Bilateral stimulation helps create a soothing effect that reduces the intensity of the memory. The therapist will then work to replace negative emotions and thoughts with positive ones. EMDR does not erase memories but rather alters how people react to them.
Stress Inoculation Training
Stress inoculation training is commonly used to treat people with high levels of stress and anxiety associated with PTSD. With this technique, individuals will learn to identify and modify negative thought patterns that influence their perception and response to a traumatic event.
They will also develop coping skills to manage stress and anxiety effectively. Exercises such as breathing exercises, deep muscle relaxation, and guided self-dialogue can be included in this training. Stress inoculation training often works well in conjunction with other therapies.
Individuals who suffer from PTSD may also benefit from group therapy. In group therapy, patients meet with a mental health provider and other patients who also suffer from PTSD. In this setting, patients can discuss their experiences and learn from each other.
Psychotherapy is typically the first line of treatment for PTSD. However, medication can be prescribed to assist individuals in managing their symptoms. These can include:

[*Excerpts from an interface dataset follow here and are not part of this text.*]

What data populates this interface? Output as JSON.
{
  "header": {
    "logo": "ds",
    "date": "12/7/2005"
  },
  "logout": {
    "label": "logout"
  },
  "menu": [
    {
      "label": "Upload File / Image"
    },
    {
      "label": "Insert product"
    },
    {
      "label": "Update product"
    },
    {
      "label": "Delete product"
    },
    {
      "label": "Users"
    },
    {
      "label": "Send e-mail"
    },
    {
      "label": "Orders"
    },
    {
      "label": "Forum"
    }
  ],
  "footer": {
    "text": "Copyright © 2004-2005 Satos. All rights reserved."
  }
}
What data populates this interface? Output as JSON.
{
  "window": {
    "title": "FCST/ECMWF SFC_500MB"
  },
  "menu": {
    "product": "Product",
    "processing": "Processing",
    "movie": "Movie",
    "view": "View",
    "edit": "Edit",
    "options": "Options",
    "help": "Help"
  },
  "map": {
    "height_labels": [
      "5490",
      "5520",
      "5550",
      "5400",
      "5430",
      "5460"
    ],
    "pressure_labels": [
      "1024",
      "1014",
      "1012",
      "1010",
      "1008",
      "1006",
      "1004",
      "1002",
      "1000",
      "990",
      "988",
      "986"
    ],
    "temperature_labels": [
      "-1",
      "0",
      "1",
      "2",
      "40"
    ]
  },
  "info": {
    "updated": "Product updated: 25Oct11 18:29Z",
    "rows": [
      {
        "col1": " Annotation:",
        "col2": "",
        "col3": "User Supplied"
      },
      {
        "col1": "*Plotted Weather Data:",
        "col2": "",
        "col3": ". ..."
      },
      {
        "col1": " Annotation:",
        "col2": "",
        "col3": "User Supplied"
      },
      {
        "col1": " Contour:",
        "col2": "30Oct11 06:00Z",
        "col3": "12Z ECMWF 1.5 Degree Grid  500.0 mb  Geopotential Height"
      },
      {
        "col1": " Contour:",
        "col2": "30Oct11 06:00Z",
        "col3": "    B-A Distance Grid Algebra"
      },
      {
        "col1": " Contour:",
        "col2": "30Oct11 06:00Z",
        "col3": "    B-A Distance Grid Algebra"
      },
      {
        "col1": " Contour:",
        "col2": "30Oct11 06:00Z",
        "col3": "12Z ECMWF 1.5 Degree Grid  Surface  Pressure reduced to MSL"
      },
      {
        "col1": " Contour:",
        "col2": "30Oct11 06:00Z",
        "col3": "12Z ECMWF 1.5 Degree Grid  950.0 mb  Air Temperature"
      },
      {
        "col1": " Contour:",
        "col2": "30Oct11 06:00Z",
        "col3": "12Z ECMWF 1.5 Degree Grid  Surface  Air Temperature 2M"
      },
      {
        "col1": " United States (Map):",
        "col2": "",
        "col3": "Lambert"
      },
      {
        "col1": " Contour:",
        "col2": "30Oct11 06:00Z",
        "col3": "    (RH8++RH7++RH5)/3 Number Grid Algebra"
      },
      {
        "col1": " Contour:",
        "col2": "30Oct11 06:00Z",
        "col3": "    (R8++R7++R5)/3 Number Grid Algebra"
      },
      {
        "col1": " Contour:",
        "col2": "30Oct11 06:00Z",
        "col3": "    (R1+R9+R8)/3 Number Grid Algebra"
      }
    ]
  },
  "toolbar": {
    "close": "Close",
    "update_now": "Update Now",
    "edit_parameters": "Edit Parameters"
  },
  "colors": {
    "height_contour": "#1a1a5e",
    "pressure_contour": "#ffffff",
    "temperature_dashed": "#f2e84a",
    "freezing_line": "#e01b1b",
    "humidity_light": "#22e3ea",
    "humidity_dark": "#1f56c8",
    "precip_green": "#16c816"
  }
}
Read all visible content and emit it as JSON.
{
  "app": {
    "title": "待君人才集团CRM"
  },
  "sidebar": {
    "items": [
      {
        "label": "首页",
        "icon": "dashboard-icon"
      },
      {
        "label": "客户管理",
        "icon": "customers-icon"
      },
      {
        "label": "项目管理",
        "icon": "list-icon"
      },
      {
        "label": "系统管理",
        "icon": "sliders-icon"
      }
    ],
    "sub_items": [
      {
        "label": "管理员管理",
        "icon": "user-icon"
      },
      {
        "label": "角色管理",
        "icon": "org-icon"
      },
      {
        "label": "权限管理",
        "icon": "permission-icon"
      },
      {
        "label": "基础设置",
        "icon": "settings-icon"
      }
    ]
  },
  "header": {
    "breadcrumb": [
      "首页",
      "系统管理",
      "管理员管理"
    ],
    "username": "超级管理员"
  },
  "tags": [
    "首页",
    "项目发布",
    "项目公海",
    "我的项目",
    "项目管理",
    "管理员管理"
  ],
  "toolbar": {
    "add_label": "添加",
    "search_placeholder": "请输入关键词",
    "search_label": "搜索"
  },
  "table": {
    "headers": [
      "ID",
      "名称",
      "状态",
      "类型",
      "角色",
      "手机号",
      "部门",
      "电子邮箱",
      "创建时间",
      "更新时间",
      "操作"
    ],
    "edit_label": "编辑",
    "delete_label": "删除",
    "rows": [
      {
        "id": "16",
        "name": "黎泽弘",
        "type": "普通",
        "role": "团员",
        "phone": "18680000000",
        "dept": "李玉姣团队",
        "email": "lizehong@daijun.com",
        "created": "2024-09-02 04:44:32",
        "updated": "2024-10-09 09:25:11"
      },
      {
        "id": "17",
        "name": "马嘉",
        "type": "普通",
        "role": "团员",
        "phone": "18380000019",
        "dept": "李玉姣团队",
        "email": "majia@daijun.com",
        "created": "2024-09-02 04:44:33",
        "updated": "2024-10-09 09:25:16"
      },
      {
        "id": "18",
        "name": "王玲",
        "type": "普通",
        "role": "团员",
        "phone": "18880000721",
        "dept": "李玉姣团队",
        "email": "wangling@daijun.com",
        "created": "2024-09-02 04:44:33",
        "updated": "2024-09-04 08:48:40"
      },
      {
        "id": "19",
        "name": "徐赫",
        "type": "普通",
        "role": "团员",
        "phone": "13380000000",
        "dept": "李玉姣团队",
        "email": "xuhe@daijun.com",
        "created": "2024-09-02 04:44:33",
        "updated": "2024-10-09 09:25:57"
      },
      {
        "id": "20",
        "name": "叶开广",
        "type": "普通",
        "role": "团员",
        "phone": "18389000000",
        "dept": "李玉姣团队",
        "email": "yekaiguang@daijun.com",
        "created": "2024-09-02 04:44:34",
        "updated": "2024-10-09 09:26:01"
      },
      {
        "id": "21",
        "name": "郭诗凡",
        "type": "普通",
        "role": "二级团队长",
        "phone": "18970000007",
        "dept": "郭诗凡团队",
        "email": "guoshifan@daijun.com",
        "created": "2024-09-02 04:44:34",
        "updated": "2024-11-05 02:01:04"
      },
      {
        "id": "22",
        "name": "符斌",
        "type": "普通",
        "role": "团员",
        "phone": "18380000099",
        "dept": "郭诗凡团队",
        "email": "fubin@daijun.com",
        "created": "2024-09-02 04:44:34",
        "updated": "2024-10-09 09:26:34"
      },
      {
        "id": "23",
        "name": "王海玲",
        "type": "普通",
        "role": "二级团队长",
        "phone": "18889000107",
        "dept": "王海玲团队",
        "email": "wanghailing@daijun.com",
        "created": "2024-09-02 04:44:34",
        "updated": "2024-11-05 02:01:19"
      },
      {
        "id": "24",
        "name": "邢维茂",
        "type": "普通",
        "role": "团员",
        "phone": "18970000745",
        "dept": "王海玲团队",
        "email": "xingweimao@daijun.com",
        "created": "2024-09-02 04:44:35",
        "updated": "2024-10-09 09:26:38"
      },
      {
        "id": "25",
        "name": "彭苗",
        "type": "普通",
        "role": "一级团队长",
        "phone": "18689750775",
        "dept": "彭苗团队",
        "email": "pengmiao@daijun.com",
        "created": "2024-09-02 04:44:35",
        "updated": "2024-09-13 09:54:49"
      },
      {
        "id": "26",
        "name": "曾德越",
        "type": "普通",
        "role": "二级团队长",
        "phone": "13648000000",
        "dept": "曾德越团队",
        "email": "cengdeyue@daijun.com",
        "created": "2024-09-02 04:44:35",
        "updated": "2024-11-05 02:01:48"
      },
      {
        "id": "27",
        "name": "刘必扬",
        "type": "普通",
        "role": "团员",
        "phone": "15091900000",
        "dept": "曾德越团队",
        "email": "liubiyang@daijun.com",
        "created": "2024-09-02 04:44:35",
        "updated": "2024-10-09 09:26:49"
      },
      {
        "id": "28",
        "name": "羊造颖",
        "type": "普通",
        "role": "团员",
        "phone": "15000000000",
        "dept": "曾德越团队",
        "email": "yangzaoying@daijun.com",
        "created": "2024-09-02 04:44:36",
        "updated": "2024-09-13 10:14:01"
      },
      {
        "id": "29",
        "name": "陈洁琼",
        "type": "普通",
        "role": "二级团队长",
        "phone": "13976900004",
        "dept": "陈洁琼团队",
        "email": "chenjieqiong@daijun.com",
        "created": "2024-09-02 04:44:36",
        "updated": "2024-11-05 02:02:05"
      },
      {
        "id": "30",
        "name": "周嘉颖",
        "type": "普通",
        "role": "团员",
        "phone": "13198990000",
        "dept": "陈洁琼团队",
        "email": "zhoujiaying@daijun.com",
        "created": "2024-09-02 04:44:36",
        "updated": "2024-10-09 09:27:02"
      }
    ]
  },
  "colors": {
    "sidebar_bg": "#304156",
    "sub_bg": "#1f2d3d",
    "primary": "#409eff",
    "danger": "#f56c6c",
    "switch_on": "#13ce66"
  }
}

- Antidepressants: These medications can help alleviate symptoms of depression and anxiety. Additionally, they can help with sleep problems and poor concentration.
- Anti-anxiety medications: These medications are commonly prescribed to treat severe anxiety from PTSD. Some anti-anxiety medications are limited to short periods due to their potential for abuse.
- Alpha-1 blockers: These medications help reduce disrupted sleep and nightmares associated with PTSD.
- Mood stabilizers: Patients with PTSD who don't respond to antidepressants may benefit from mood stabilizers. These medications are commonly used to treat agitation, anger, and irritability associated with PTSD.
What are the Benefits of PTSD Treatment?
Deciding to seek treatment for PTSD can sometimes be challenging. If you have PTSD, it may be hard to open up and talk about it. You may be concerned about the stigma associated with mental health treatment. However, treatment for PTSD can be highly effective and offers several benefits, including:
- Reduced feelings of sadness, stress, anxiety, and anger related to PTSD
- A better understanding of the traumatic event
- Improved ability to cope with negative emotions and thoughts
- Healthier perception of self
- Improved relationships with friends and family
- Goal setting for work, school, and personal life
- Greater appreciation for life and loved ones
Trauma-Informed Care at CHE
If you or a loved one is experiencing symptoms of PTSD, do not delay treatment. Left untreated, prolonged PTSD can be severe and limit an individual's ability to function in everyday life.
CHE Behavioral Health Services offers specialized and effective care for individuals with PTSD and other mental health conditions. Not only can our treatment programs reduce your symptoms, but they can also help you understand the source of your fear and assist you in developing coping strategies for greater peace of mind.
For more information about delayed-onset PTSD and treatment options offered by CHE Behavioral Health Services, please call 888-515-3834. We are ready to talk, and ready to listen.